At Lake Michigan Recreation Area, we were really surprised to see how the dunes supported an ecosystem beyond just dune grasses (but then again, Golden Gate Park in San Francisco is all on dunes).

We have continued to enjoy the conversations with people who voted for Trump.These connections often come up when we stop for lunch or a snack, or ask someone to take a photo of the two of us. After Laura took our photos at Lake Michigan, we enjoyed talking with her and her husband, Mike.

They identified themselves as a “divided couple” – she votes Democrat and voted for Clinton; he votes Republican and voted for Trump (not because he likes Trump – he feels that the Republicans have the correct approach – and he definitely did not like Clinton). Laura is a teacher with many Muslim students who are very frightened in our country with the Trump administration.

We experienced our first (and we hope only) sketchy campground at Black Creek State Campground just outside of Sanford, MI. It was mostly empty and there were a couple of sketchy characters, one who seemed like he was on drugs, roaming through the campground.
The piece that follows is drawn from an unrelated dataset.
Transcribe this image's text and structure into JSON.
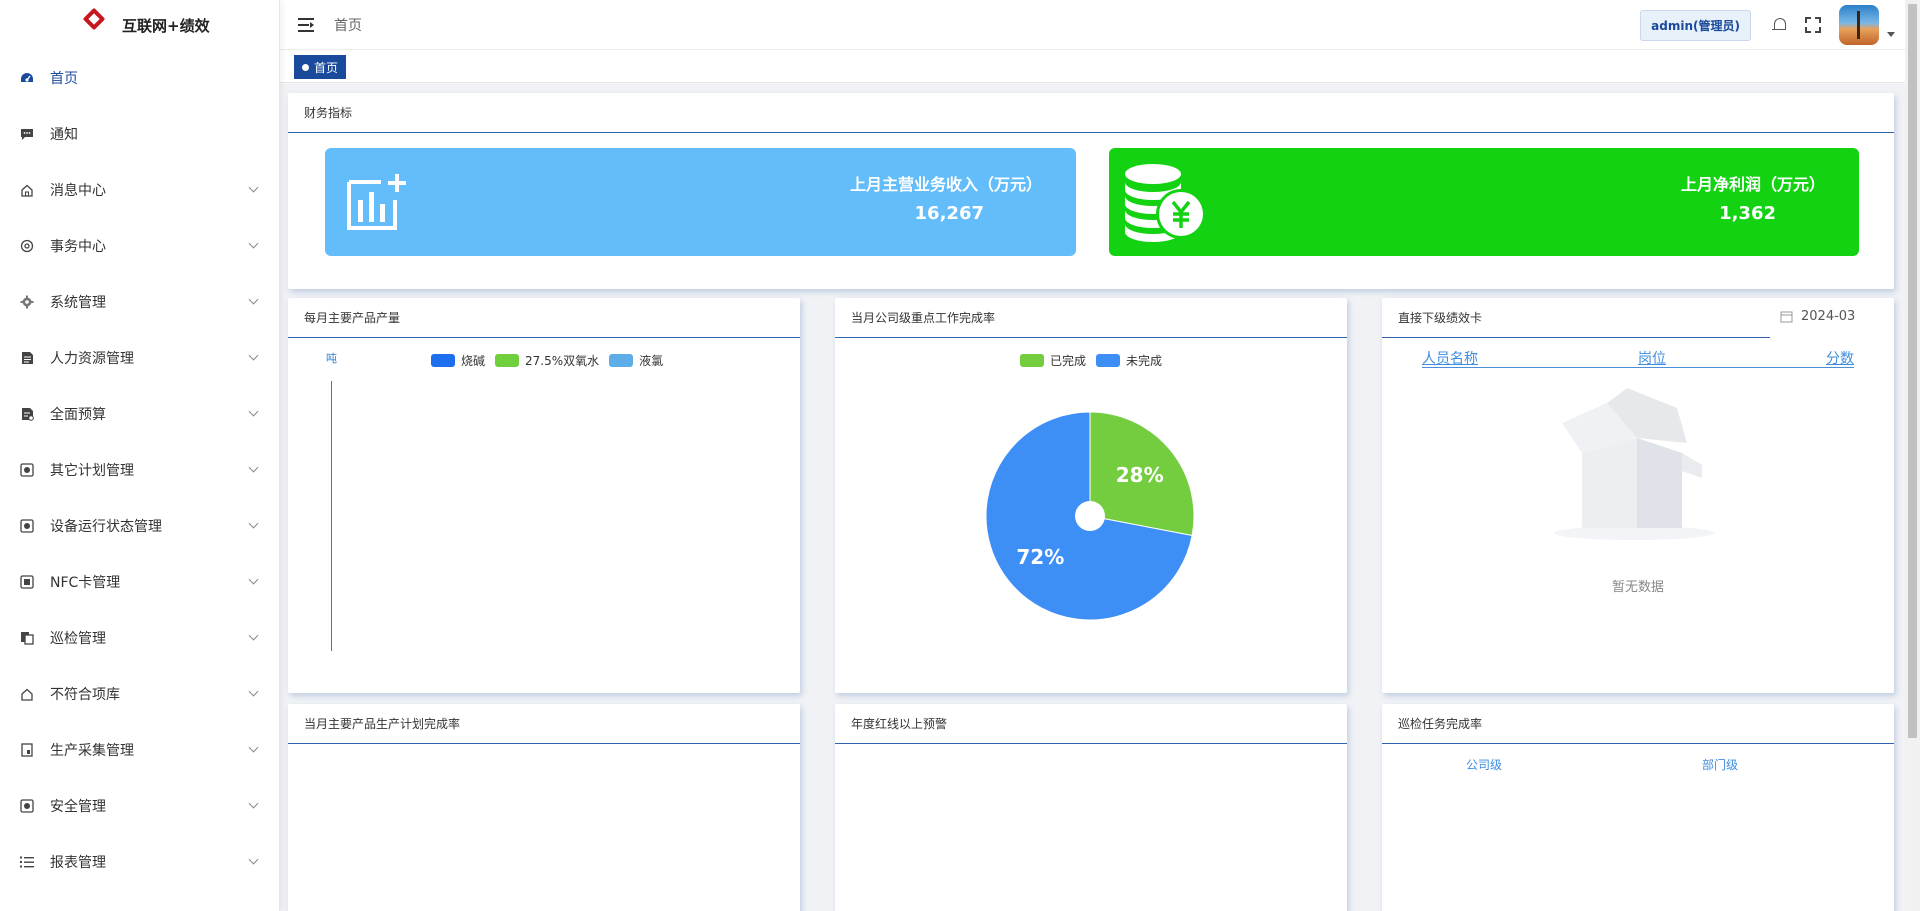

This was the only place where we did not feel safe leaving the van and trailer while we both cycled – so we moved our rig elsewhere and then cycled.

The terrain has become more varied in eastern Wisconsin and Michigan – with forests re-entering the picture and orchards for the first time. It’s interesting to see fruit orchards and forests juxtaposed with crops.

We continue to LOVE our trailer (despite having to tape the screens on at each camp) – and have no interest in staying in hotels or AirBnBs.

We have been so lucky with weather. Southern Wisconsin had flooding from drenching rainstorms – luckily our route missed that!